[ Note: Discovered tonight in my drafts. Although my November talk is over, I think the list is still to good not to share. Edit date shows I orginally wrote it in early Sept. ]
In November I’ll be doing a talk on innovation at OLC’s Innovative Environments conference this year. And if you read my blog often then you know that this a subject area that I am very interested in.
Thanks to Steven Bell at Designing Better Libraries for pointing to this article from University Business on “10 simple rules for crushing innovation and maintaining a culture of inertia”
1. Request a formal written proposal.
2. Send the proposal to a committee.
3. Schedule meetings to discuss the concept.
4. Lose the proposal.
5. No money in the budget.
6. "Have you talked to ... about it?"
7. "We don't, haven't, won't, can't ..."
8. "Sounds exciting, but I'll need more details."
9. "Yes, but ..."
10. Quote Nancy Reagan and "just say no."
I think we’ve all witnessed some of rules these in practice, and just maybe even used some of these ourselves. Ok, I admit I’ve been guilty myself in the past of #s 1, 6 & 8. But I’ve worked hard to change # 8 from "more details" to “I’m right behind you and happy to support your leadership on the project.”
With large bureaucracies, formalizing and socializing ideas is unfortunately necessary in order to move ideas forward. It’s hard work navigating through red-tape channels, but from experience I’ve learned that if you’re persistent and demonstrate leadership (this second item I can’t stressed enough) the effort is worth it. The tape also becomes weaker the second ( and third, forth, etc …)time around.
At the Innovative Environments conference in November, I will speaking to some of these points from both the employee/idea generator and leadership perspective. It's important to understand that innovation is more then implementing great ideas. In order to get to the "doing new things" stage you have to get your ideas noticed.
Read the full article and anticipate the red-tape. Then brainstorm ways to demonstrate your 1) passion 2) vision & 3) leadership. Everyone has these qualities in some shape or form. It's just to what degree do we share them with others.
PS: And if you're in Columbus on Nov 6 & 7th, why not join me attending the Innovative Environments conference. From the line-up of speakers and guests, I'm really looking forward to it.

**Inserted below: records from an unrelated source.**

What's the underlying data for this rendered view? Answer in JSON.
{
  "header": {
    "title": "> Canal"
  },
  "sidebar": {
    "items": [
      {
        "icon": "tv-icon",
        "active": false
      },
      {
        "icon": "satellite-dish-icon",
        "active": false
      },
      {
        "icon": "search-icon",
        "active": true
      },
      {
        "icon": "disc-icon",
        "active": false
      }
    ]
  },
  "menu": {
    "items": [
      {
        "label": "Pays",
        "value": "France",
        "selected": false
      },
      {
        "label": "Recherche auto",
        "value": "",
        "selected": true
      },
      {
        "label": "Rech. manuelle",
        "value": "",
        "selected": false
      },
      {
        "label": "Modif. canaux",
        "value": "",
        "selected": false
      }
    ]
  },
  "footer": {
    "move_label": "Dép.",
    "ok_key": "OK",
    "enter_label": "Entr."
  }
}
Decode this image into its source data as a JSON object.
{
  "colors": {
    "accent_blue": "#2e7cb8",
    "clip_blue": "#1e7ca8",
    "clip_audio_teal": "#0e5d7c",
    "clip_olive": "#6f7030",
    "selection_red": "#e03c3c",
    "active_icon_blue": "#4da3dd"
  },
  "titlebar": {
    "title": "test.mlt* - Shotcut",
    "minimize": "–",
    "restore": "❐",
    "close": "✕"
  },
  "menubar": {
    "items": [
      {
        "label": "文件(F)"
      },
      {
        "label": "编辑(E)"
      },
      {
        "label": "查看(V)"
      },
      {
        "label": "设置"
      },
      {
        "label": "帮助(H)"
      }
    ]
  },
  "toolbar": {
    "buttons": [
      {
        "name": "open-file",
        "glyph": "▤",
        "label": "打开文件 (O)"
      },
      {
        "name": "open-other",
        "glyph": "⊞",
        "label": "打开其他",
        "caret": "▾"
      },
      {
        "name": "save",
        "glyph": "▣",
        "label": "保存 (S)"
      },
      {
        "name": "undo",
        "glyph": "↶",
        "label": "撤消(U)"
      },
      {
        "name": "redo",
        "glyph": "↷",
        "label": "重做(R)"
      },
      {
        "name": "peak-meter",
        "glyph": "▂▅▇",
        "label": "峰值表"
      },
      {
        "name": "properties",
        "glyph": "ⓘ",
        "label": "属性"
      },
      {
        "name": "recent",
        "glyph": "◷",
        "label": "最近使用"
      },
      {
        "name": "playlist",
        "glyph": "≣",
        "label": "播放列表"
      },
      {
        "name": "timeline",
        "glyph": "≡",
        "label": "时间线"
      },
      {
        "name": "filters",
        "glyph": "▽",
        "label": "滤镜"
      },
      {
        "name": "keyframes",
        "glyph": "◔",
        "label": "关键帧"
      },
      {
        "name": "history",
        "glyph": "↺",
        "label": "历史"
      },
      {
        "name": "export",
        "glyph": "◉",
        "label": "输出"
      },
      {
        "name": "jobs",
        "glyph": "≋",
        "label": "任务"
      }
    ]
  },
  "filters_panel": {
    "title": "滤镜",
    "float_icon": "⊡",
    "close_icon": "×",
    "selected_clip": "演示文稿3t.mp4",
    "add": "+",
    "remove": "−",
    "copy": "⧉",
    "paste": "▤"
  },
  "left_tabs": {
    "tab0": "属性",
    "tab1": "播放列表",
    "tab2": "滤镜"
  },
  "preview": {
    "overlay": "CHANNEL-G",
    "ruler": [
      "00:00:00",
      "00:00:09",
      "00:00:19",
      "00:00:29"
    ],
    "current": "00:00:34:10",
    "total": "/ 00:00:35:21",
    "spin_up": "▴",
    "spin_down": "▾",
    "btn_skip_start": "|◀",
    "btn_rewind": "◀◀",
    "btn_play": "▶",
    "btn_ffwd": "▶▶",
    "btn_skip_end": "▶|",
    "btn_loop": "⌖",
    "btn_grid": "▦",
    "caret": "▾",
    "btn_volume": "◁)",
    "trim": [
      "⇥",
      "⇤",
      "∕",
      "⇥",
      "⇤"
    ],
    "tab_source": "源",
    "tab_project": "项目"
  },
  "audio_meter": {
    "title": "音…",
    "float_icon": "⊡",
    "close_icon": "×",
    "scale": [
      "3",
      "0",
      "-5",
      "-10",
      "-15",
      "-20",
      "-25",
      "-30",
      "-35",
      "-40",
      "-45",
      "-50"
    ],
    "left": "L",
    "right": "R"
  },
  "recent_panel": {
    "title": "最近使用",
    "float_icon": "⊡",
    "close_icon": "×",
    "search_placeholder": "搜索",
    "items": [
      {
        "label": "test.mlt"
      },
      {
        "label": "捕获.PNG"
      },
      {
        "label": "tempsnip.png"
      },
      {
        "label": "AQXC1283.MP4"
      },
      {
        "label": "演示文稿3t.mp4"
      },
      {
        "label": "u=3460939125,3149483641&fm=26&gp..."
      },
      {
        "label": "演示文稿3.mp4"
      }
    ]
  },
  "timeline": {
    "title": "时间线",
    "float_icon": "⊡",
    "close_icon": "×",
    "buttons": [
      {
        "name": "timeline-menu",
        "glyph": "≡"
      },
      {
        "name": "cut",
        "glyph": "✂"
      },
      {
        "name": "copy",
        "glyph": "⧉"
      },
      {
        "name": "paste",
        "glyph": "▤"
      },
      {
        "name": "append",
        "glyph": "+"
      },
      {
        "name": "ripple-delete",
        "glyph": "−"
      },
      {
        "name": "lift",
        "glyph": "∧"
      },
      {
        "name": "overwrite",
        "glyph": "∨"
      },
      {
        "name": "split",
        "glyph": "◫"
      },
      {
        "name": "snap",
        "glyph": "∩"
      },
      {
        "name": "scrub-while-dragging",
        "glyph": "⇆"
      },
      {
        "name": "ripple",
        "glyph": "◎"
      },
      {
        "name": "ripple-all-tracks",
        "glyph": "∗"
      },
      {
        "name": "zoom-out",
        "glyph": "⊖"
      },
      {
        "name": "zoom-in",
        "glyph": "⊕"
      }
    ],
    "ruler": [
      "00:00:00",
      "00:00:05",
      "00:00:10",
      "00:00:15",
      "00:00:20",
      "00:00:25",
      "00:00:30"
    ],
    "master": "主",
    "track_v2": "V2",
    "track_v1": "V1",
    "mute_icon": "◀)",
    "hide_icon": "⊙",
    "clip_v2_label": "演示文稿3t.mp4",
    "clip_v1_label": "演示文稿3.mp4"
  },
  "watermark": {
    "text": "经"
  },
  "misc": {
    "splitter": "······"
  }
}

PPS: My talk is opposite three heavy hitters (Joe Branin, Andrew Pace & Stephen Abram) so I'm little nervous.